Problem details. Below are entries; write every one of them out again exactly.

(Beginning of Provided information)

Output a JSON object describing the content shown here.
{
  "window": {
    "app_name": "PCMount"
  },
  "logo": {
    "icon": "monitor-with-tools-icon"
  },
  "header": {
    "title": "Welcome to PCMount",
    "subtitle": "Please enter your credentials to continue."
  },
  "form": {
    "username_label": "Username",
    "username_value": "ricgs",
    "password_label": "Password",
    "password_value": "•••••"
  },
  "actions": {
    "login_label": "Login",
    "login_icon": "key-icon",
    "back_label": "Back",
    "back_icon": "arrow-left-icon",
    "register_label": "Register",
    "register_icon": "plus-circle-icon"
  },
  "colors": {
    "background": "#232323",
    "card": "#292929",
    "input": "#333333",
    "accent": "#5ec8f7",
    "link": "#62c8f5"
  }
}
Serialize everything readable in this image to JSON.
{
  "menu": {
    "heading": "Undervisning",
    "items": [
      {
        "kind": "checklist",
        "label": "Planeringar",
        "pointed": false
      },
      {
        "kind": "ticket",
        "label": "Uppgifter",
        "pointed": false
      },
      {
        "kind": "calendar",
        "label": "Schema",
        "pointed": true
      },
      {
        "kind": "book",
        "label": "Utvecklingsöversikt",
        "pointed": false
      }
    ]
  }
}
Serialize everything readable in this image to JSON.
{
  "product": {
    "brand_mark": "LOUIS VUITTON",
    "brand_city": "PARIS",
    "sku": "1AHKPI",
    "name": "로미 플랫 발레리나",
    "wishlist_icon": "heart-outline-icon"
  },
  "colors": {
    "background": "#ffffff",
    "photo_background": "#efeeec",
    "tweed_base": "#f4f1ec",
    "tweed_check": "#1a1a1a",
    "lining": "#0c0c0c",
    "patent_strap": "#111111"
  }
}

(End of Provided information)

Answer to this problem.
Output a JSON object describing the content shown here.
{
  "window": {
    "app_name": "PCMount"
  },
  "logo": {
    "icon": "monitor-with-tools-icon"
  },
  "header": {
    "title": "Welcome to PCMount",
    "subtitle": "Please enter your credentials to continue."
  },
  "form": {
    "username_label": "Username",
    "username_value": "ricgs",
    "password_label": "Password",
    "password_value": "•••••"
  },
  "actions": {
    "login_label": "Login",
    "login_icon": "key-icon",
    "back_label": "Back",
    "back_icon": "arrow-left-icon",
    "register_label": "Register",
    "register_icon": "plus-circle-icon"
  },
  "colors": {
    "background": "#232323",
    "card": "#292929",
    "input": "#333333",
    "accent": "#5ec8f7",
    "link": "#62c8f5"
  }
}
Serialize everything readable in this image to JSON.
{
  "menu": {
    "heading": "Undervisning",
    "items": [
      {
        "kind": "checklist",
        "label": "Planeringar",
        "pointed": false
      },
      {
        "kind": "ticket",
        "label": "Uppgifter",
        "pointed": false
      },
      {
        "kind": "calendar",
        "label": "Schema",
        "pointed": true
      },
      {
        "kind": "book",
        "label": "Utvecklingsöversikt",
        "pointed": false
      }
    ]
  }
}
Serialize everything readable in this image to JSON.
{
  "product": {
    "brand_mark": "LOUIS VUITTON",
    "brand_city": "PARIS",
    "sku": "1AHKPI",
    "name": "로미 플랫 발레리나",
    "wishlist_icon": "heart-outline-icon"
  },
  "colors": {
    "background": "#ffffff",
    "photo_background": "#efeeec",
    "tweed_base": "#f4f1ec",
    "tweed_check": "#1a1a1a",
    "lining": "#0c0c0c",
    "patent_strap": "#111111"
  }
}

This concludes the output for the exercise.